Each record should be given again exactly, and any picture in it left out.

Items from a data source
========

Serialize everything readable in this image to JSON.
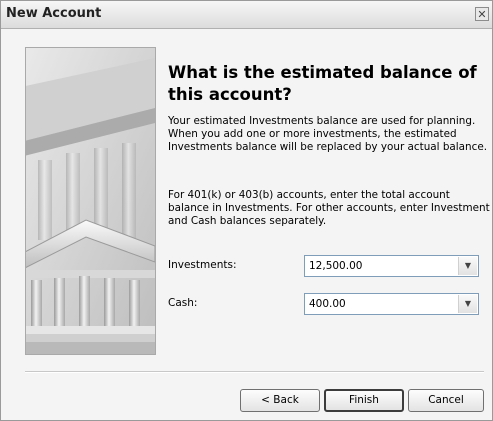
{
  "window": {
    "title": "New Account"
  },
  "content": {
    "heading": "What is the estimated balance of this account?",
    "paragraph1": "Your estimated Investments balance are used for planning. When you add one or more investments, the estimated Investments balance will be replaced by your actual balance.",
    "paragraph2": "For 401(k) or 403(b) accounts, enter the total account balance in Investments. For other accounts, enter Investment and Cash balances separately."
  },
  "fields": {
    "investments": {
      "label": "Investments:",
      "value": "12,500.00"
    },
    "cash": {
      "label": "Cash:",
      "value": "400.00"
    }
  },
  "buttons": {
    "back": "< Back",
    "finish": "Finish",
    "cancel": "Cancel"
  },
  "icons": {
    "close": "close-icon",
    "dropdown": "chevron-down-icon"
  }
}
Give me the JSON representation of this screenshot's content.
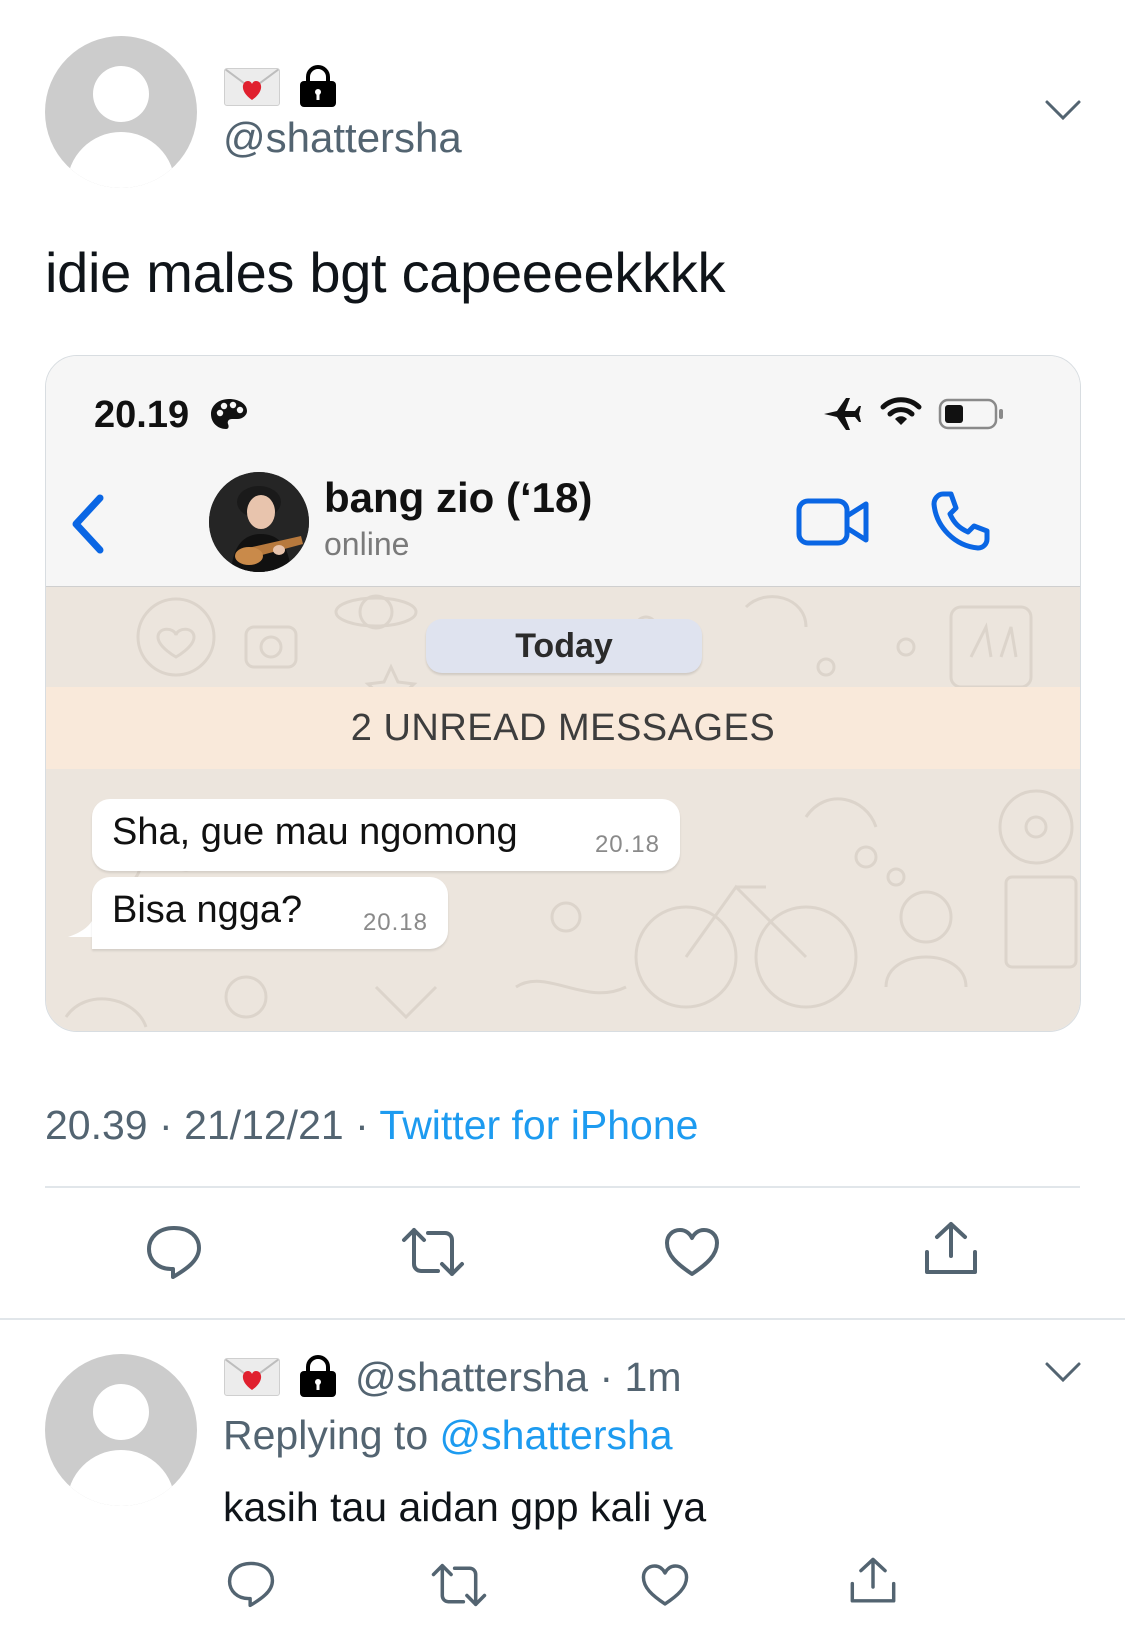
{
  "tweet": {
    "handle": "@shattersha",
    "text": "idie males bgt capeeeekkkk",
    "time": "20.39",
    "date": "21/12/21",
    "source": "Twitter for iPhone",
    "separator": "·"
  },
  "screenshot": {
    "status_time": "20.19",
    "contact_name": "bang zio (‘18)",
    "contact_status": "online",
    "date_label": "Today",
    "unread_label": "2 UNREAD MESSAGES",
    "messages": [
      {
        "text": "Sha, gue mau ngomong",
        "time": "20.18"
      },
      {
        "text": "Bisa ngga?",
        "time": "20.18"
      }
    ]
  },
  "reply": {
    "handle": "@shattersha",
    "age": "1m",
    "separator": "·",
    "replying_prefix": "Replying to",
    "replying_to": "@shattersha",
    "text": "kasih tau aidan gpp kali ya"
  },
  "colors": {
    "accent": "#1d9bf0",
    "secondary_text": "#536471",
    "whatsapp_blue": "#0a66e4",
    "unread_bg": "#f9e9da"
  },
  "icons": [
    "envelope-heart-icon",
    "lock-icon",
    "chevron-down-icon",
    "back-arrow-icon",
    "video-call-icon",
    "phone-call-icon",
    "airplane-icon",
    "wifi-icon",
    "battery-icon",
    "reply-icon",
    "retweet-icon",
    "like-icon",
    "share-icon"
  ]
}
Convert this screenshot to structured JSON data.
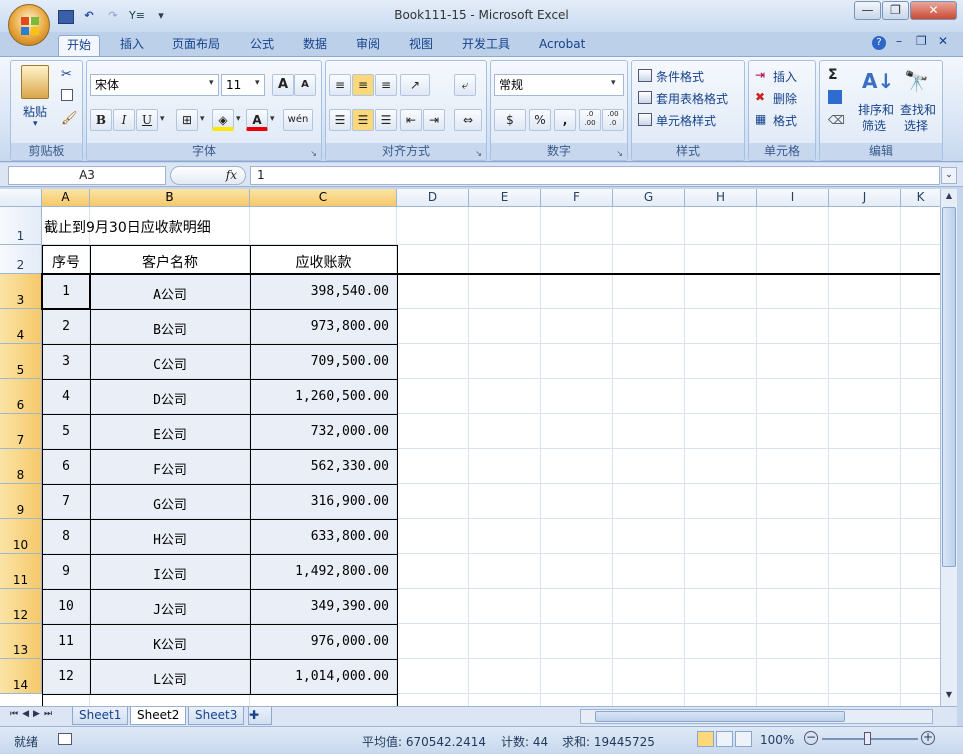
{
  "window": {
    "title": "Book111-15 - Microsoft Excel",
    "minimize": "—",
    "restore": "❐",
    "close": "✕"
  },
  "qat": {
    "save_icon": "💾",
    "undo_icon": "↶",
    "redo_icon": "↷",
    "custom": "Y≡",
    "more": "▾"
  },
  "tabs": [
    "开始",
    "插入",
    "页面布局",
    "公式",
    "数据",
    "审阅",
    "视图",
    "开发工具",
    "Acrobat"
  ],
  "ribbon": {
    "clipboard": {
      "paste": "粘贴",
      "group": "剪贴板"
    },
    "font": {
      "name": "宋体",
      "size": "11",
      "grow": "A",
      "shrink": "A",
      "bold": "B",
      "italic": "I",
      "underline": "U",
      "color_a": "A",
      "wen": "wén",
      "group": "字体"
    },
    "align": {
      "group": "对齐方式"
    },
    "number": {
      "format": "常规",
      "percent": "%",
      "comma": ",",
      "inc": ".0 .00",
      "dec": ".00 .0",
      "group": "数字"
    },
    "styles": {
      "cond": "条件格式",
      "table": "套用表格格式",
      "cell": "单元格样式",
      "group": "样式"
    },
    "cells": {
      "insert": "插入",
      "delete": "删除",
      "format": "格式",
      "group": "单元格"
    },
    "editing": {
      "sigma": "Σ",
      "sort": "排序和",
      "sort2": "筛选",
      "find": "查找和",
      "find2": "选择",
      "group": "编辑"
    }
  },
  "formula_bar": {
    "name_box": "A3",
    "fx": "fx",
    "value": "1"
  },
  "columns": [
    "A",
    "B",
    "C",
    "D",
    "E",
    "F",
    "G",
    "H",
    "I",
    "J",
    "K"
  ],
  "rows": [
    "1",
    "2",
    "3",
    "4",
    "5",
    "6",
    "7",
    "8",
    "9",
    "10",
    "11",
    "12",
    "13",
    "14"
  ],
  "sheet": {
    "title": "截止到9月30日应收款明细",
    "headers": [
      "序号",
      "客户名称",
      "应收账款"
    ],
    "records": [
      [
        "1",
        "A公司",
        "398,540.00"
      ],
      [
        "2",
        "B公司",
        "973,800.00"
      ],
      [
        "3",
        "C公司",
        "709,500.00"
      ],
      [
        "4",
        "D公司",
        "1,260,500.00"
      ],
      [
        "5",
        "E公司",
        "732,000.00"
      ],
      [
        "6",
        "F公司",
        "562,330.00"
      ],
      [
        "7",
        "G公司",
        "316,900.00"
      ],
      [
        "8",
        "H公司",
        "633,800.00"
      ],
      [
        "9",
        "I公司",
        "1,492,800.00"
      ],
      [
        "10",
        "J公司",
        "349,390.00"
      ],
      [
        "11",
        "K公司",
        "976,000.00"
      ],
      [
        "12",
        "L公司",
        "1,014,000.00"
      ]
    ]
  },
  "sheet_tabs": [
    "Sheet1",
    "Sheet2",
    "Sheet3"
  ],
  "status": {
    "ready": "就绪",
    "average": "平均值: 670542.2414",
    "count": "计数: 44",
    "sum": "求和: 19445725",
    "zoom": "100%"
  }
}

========

# COMPLETED TASK
Serialize everything readable in this image to JSON.
{
  "window": {
    "title": "New Account"
  },
  "content": {
    "heading": "What is the estimated balance of this account?",
    "paragraph1": "Your estimated Investments balance are used for planning. When you add one or more investments, the estimated Investments balance will be replaced by your actual balance.",
    "paragraph2": "For 401(k) or 403(b) accounts, enter the total account balance in Investments. For other accounts, enter Investment and Cash balances separately."
  },
  "fields": {
    "investments": {
      "label": "Investments:",
      "value": "12,500.00"
    },
    "cash": {
      "label": "Cash:",
      "value": "400.00"
    }
  },
  "buttons": {
    "back": "< Back",
    "finish": "Finish",
    "cancel": "Cancel"
  },
  "icons": {
    "close": "close-icon",
    "dropdown": "chevron-down-icon"
  }
}
Give me the JSON representation of this screenshot's content.
{
  "tweet": {
    "handle": "@shattersha",
    "text": "idie males bgt capeeeekkkk",
    "time": "20.39",
    "date": "21/12/21",
    "source": "Twitter for iPhone",
    "separator": "·"
  },
  "screenshot": {
    "status_time": "20.19",
    "contact_name": "bang zio (‘18)",
    "contact_status": "online",
    "date_label": "Today",
    "unread_label": "2 UNREAD MESSAGES",
    "messages": [
      {
        "text": "Sha, gue mau ngomong",
        "time": "20.18"
      },
      {
        "text": "Bisa ngga?",
        "time": "20.18"
      }
    ]
  },
  "reply": {
    "handle": "@shattersha",
    "age": "1m",
    "separator": "·",
    "replying_prefix": "Replying to",
    "replying_to": "@shattersha",
    "text": "kasih tau aidan gpp kali ya"
  },
  "colors": {
    "accent": "#1d9bf0",
    "secondary_text": "#536471",
    "whatsapp_blue": "#0a66e4",
    "unread_bg": "#f9e9da"
  },
  "icons": [
    "envelope-heart-icon",
    "lock-icon",
    "chevron-down-icon",
    "back-arrow-icon",
    "video-call-icon",
    "phone-call-icon",
    "airplane-icon",
    "wifi-icon",
    "battery-icon",
    "reply-icon",
    "retweet-icon",
    "like-icon",
    "share-icon"
  ]
}
Convert this screenshot to structured JSON data.
{
  "window": {
    "title": "Book111-15 - Microsoft Excel",
    "minimize": "—",
    "restore": "❐",
    "close": "✕"
  },
  "qat": {
    "save_icon": "💾",
    "undo_icon": "↶",
    "redo_icon": "↷",
    "custom": "Y≡",
    "more": "▾"
  },
  "tabs": [
    "开始",
    "插入",
    "页面布局",
    "公式",
    "数据",
    "审阅",
    "视图",
    "开发工具",
    "Acrobat"
  ],
  "ribbon": {
    "clipboard": {
      "paste": "粘贴",
      "group": "剪贴板"
    },
    "font": {
      "name": "宋体",
      "size": "11",
      "grow": "A",
      "shrink": "A",
      "bold": "B",
      "italic": "I",
      "underline": "U",
      "color_a": "A",
      "wen": "wén",
      "group": "字体"
    },
    "align": {
      "group": "对齐方式"
    },
    "number": {
      "format": "常规",
      "percent": "%",
      "comma": ",",
      "inc": ".0 .00",
      "dec": ".00 .0",
      "group": "数字"
    },
    "styles": {
      "cond": "条件格式",
      "table": "套用表格格式",
      "cell": "单元格样式",
      "group": "样式"
    },
    "cells": {
      "insert": "插入",
      "delete": "删除",
      "format": "格式",
      "group": "单元格"
    },
    "editing": {
      "sigma": "Σ",
      "sort": "排序和",
      "sort2": "筛选",
      "find": "查找和",
      "find2": "选择",
      "group": "编辑"
    }
  },
  "formula_bar": {
    "name_box": "A3",
    "fx": "fx",
    "value": "1"
  },
  "columns": [
    "A",
    "B",
    "C",
    "D",
    "E",
    "F",
    "G",
    "H",
    "I",
    "J",
    "K"
  ],
  "rows": [
    "1",
    "2",
    "3",
    "4",
    "5",
    "6",
    "7",
    "8",
    "9",
    "10",
    "11",
    "12",
    "13",
    "14"
  ],
  "sheet": {
    "title": "截止到9月30日应收款明细",
    "headers": [
      "序号",
      "客户名称",
      "应收账款"
    ],
    "records": [
      [
        "1",
        "A公司",
        "398,540.00"
      ],
      [
        "2",
        "B公司",
        "973,800.00"
      ],
      [
        "3",
        "C公司",
        "709,500.00"
      ],
      [
        "4",
        "D公司",
        "1,260,500.00"
      ],
      [
        "5",
        "E公司",
        "732,000.00"
      ],
      [
        "6",
        "F公司",
        "562,330.00"
      ],
      [
        "7",
        "G公司",
        "316,900.00"
      ],
      [
        "8",
        "H公司",
        "633,800.00"
      ],
      [
        "9",
        "I公司",
        "1,492,800.00"
      ],
      [
        "10",
        "J公司",
        "349,390.00"
      ],
      [
        "11",
        "K公司",
        "976,000.00"
      ],
      [
        "12",
        "L公司",
        "1,014,000.00"
      ]
    ]
  },
  "sheet_tabs": [
    "Sheet1",
    "Sheet2",
    "Sheet3"
  ],
  "status": {
    "ready": "就绪",
    "average": "平均值: 670542.2414",
    "count": "计数: 44",
    "sum": "求和: 19445725",
    "zoom": "100%"
  }
}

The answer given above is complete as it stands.